The training component of the launch plan is seemingly the most straightforward but is often sacrificed for more time towards product development. In the context of app development and launch, the most important component of training towards a strong finish is testing. Always factor in time for extensive testing of your app prior to launch. We’re not just talking about quality assurance (QA) testing but also user testing, load testing and customer support scenario testing.
Extensive user testing ensures that you’ve identified edge cases, complex use cases and bugs to address in product development, which can be followed by rigorous QA testing to validate that the product development addressed discoveries made in user testing. Automated testing as part of QA can lead to higher chances of launch success since it allows for testing against device segmentation and platform standards for performance.
If your application pairs with a piece of hardware, that means you’ll likely need to rigorously test multiple app-to-hardware use cases as well as train your customer support channels in better assisting your customers with this new product. It’s common that an app presents a learning curve for certain user segments. Properly training your client services and customer support teams can be a valuable strategy to mitigating bad app store reviews. Your complete, public launch can also benefit from the focused support effort involved in a beta testing release. This can positively inform on what your support process, documentation and volume needs to be for a full launch.

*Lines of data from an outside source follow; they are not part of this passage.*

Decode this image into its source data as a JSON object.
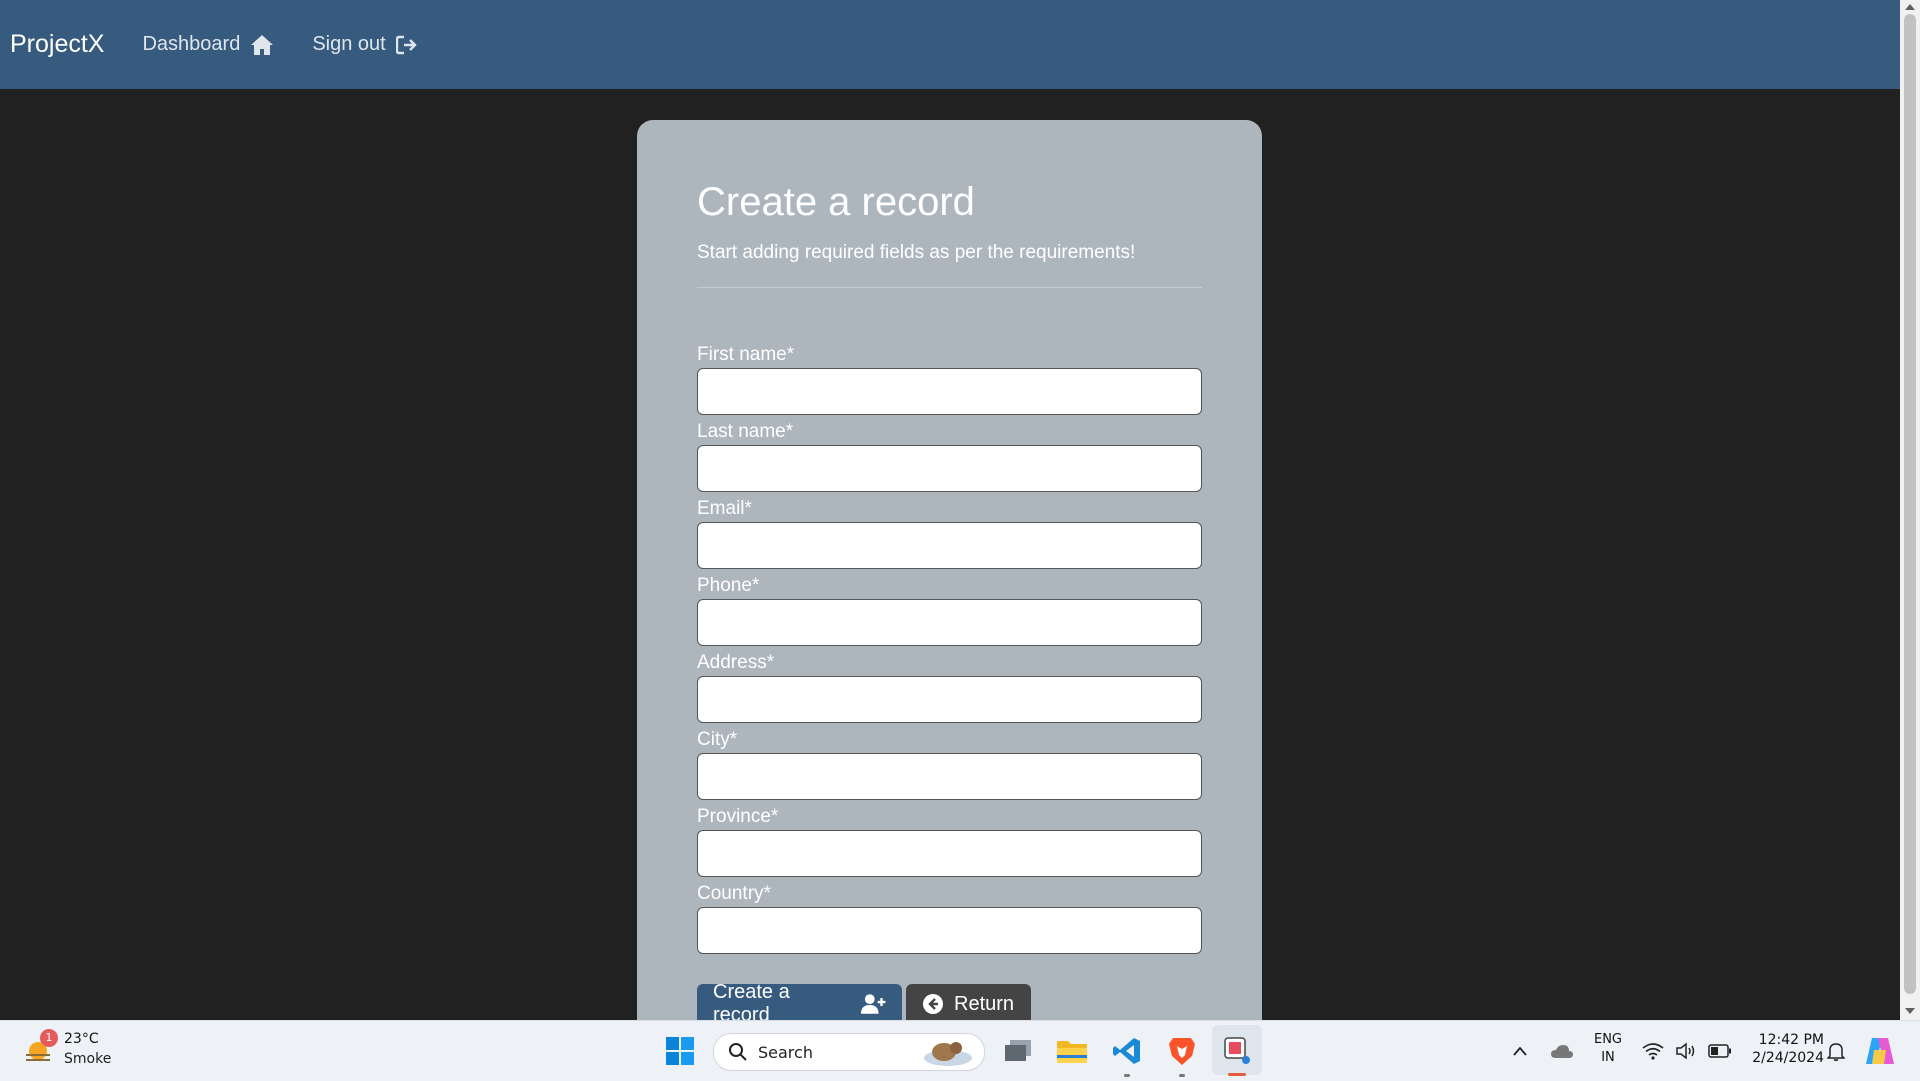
{
  "navbar": {
    "brand": "ProjectX",
    "links": [
      {
        "label": "Dashboard",
        "icon": "home-icon"
      },
      {
        "label": "Sign out",
        "icon": "sign-out-icon"
      }
    ]
  },
  "form": {
    "title": "Create a record",
    "subtitle": "Start adding required fields as per the requirements!",
    "fields": [
      {
        "label": "First name*",
        "value": ""
      },
      {
        "label": "Last name*",
        "value": ""
      },
      {
        "label": "Email*",
        "value": ""
      },
      {
        "label": "Phone*",
        "value": ""
      },
      {
        "label": "Address*",
        "value": ""
      },
      {
        "label": "City*",
        "value": ""
      },
      {
        "label": "Province*",
        "value": ""
      },
      {
        "label": "Country*",
        "value": ""
      }
    ],
    "submit_label": "Create a record",
    "return_label": "Return"
  },
  "taskbar": {
    "weather_badge": "1",
    "weather_temp": "23°C",
    "weather_desc": "Smoke",
    "search_label": "Search",
    "lang_line1": "ENG",
    "lang_line2": "IN",
    "time": "12:42 PM",
    "date": "2/24/2024"
  },
  "colors": {
    "navbar": "#375a7f",
    "background": "#212121",
    "card": "#adb5bd",
    "primary_button": "#375a7f",
    "secondary_button": "#444444"
  }
}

If your product is a SaaS application, then you’ll need to invest a significant amount of time in training your sales, client services and support teams in understanding every use case, unique selling proposition and workaround. Yes, your product will not perfectly address every user and they will look for workarounds. As a former Client Services Manager for a SaaS company, knowing workarounds within a product became 70% of my job and confidently guiding clients towards those workarounds directly impacted my contract renewal rate each year.
The final training component of the pre-launch phase is performance and load testing. Performance testing can help determine how your application functions under various levels of usage and help to better measure application stability. Performance testing can help identify bottleneck causes and scenarios in which a high volume of performance-related errors could be expected. From this form of testing, improvements and adjustments can be made to better prepare your application and environment for heavy usage. Load testing and more specifically soak and stress testing can help test the limits of your application and system performance to the point of crashing or seriously degrading the user experience. This can also help establish solid thresholds of how much memory usage or degradation the application can take before killing the functionality of the app in high load or historically heavy user needs, as well as recovery response after heavy usage loads subside.